(The Center Square) – Local municipalities will soon lose the leverage of seizing state tax returns or other expected Illinois payouts to pay off red-light camera fines. 

Illinois Comptroller Susana Mendoza announced that, starting Feb. 6, the state will no longer collect fines against drivers who receive red light camera tickets. 

“My office is taking decisive action in response to unethical arrangements that have come to light regarding the red-light camera industry,” Comptroller Susana A. Mendoza said. “As a matter of public policy, this system is clearly broken. I am exercising the moral authority to prevent state resources being used to assist a shady process that victimizes taxpayers.”

The announcement comes on the heels of Chicago Mayor Lori Lightfoot announcing the city will ticket speeders caught on camera going 6 mph over the limit. Mendoza’s office hasn’t collected the fees in Chicago since 2016. 

First allowed in 2012, red-light cameras have come under scrutiny in recent years, with some arguing that they are merely revenue generators that could cause more accidents than they prevent. 

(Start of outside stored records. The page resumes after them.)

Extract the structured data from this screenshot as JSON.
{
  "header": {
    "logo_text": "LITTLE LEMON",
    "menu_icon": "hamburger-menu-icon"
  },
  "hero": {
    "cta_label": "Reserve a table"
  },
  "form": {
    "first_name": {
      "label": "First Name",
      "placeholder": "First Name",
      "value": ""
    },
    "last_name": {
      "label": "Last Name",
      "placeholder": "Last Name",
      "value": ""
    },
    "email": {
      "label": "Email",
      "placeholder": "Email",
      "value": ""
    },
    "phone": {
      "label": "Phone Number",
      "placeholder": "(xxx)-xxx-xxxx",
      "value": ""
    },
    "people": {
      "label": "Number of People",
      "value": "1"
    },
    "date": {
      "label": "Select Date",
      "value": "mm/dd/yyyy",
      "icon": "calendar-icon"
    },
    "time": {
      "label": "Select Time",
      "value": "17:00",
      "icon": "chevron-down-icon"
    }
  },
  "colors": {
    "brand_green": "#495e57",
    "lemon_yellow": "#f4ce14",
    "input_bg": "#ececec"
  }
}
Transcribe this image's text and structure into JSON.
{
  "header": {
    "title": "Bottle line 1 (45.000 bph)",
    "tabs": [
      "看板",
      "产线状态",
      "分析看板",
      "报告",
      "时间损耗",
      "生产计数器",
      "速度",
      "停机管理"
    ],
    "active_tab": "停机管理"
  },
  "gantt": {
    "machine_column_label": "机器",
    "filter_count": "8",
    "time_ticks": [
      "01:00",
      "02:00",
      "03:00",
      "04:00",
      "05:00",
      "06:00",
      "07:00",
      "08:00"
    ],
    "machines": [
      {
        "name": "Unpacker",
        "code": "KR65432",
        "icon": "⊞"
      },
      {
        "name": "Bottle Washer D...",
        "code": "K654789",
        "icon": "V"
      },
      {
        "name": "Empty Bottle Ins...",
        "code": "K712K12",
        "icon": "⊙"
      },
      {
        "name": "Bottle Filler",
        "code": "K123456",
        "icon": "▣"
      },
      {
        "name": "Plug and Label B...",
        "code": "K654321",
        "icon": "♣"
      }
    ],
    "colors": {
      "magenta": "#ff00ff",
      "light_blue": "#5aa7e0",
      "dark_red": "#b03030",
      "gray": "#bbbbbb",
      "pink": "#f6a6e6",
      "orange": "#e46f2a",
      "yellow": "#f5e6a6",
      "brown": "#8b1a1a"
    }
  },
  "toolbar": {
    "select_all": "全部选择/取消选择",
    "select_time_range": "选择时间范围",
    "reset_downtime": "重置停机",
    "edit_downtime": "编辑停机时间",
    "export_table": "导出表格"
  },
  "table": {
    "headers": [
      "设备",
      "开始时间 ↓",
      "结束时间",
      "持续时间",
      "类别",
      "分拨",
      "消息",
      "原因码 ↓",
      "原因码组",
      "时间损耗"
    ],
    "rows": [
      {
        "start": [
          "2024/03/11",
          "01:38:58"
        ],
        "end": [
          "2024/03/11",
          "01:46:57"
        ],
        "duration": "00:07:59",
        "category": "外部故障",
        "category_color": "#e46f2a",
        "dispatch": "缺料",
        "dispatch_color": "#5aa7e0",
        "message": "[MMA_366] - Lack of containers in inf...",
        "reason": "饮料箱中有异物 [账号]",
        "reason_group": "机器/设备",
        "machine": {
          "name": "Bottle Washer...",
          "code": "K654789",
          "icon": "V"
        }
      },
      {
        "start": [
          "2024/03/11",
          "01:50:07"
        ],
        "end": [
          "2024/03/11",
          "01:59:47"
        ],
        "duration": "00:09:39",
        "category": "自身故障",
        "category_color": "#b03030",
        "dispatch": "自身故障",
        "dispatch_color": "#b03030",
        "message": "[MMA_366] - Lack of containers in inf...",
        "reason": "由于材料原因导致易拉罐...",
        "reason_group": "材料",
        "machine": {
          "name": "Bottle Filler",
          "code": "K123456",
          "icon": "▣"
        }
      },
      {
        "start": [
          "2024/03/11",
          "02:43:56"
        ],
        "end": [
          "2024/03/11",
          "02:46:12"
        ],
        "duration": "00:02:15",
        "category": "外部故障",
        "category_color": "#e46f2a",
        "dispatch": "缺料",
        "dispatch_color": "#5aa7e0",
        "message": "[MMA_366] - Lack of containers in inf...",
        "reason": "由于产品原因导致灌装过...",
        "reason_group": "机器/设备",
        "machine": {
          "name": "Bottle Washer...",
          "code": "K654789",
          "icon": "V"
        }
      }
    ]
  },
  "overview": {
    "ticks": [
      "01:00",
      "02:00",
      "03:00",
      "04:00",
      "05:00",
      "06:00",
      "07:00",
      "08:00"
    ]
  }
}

An investigation by ABC7 found most motorists fined by the cameras were actually turning right when the light was red, something legal in most instances.

Illinois-based SafeSpeed was named by former Illinois Sen. Martin Sandoval as an organization that paid state and local officials to allow their cameras into intersections with a potential for high profitability. 

Illinois lawmakers have previously filed legislation to ban red-light cameras entirely but none have been successfully enacted.

After the change, local municipalities will have to employ private collection agencies to collect fees. 

“I think it’s critical that the state’s collection mechanisms should not be hijacked by political insiders to profit from an enforcement system whose integrity is now being seriously questioned,” Mendoza said.